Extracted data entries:
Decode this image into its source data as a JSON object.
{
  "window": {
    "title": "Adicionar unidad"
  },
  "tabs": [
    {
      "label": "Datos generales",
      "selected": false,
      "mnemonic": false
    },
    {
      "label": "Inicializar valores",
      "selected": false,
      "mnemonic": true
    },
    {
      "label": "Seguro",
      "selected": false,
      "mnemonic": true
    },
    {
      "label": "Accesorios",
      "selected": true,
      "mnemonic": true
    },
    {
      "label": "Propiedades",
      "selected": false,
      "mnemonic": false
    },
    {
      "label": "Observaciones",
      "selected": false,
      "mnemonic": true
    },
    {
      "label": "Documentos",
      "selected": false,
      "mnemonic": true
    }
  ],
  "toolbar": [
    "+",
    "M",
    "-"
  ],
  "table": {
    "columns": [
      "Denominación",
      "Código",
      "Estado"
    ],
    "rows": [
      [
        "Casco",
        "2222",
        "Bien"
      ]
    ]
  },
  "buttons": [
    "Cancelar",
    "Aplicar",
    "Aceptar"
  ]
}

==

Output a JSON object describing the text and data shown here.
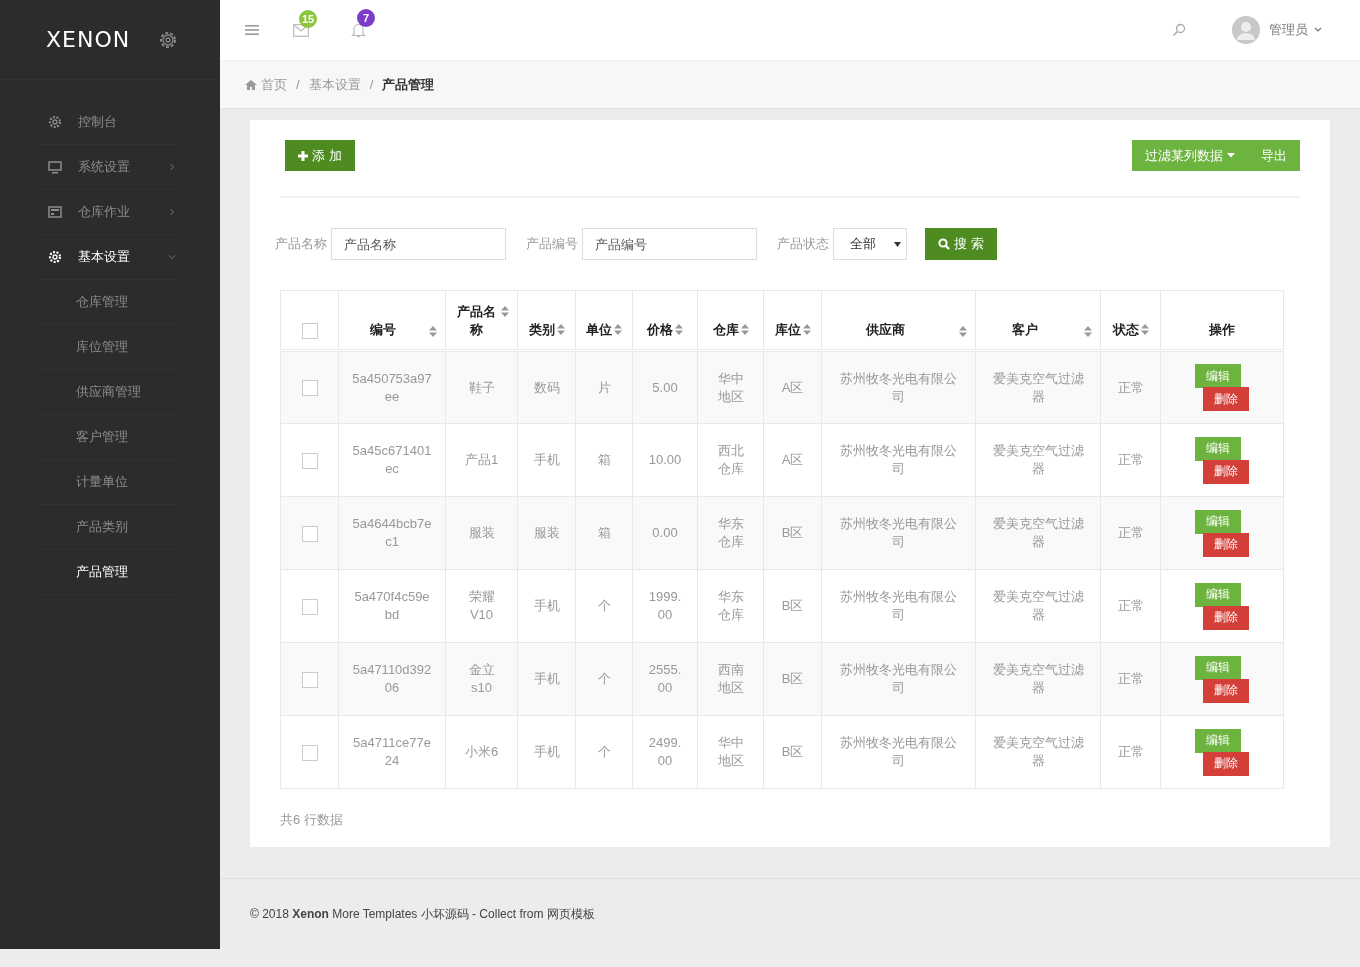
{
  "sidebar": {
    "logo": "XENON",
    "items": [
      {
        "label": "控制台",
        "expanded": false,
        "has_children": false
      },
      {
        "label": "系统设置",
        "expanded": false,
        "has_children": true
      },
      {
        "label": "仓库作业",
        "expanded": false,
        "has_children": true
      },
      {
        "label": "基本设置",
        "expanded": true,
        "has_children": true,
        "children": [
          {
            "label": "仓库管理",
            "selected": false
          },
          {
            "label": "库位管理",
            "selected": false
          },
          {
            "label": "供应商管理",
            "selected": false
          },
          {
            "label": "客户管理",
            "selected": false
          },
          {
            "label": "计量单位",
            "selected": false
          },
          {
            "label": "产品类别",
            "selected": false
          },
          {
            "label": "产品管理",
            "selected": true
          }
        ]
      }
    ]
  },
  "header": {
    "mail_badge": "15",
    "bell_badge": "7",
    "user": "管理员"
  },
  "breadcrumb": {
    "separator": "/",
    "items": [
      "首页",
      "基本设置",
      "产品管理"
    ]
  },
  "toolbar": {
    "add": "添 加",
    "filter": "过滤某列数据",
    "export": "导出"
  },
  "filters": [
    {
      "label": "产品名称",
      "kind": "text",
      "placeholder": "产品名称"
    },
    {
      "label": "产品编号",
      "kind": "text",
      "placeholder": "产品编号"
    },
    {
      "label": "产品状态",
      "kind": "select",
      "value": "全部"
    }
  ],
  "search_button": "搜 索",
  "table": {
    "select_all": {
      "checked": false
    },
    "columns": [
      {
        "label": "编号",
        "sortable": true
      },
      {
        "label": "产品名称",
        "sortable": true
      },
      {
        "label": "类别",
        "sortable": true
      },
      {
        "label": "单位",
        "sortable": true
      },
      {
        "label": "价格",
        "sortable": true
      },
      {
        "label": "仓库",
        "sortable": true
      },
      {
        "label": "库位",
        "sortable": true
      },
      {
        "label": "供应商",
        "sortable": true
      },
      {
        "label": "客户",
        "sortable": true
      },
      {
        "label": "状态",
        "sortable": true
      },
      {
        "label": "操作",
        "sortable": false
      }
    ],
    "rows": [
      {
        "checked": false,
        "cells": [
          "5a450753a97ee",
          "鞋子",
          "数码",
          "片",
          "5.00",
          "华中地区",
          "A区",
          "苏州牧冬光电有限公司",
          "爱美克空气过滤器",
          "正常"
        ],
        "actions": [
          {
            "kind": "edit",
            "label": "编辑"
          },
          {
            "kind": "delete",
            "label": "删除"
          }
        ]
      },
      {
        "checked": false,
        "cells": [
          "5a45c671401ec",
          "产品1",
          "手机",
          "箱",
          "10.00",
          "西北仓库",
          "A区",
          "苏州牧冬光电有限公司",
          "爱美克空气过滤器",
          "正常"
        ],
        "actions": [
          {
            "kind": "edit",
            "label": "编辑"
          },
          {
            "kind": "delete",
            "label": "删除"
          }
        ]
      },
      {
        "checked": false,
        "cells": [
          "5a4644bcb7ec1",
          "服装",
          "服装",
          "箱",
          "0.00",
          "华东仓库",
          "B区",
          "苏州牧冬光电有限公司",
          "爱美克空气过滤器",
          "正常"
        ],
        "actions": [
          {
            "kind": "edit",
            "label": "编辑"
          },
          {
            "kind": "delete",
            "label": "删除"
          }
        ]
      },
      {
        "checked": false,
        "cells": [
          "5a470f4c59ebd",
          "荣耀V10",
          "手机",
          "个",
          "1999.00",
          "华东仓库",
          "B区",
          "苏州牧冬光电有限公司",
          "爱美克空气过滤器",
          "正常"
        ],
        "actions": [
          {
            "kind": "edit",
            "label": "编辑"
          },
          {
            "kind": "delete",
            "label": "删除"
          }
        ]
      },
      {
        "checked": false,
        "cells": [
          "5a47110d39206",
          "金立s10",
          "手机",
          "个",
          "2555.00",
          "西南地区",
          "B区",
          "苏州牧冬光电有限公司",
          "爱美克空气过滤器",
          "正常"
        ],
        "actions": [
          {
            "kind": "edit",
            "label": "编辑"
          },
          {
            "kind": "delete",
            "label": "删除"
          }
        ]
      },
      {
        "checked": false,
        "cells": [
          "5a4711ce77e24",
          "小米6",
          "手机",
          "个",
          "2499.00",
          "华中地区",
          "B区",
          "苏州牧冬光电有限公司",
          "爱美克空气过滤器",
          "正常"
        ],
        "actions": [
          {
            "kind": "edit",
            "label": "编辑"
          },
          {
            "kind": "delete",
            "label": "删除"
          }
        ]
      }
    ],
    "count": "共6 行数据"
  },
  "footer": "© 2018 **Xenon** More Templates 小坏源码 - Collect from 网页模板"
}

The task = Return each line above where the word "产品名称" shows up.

Response area =
      "label": "产品名称",
      "placeholder": "产品名称"
        "label": "产品名称",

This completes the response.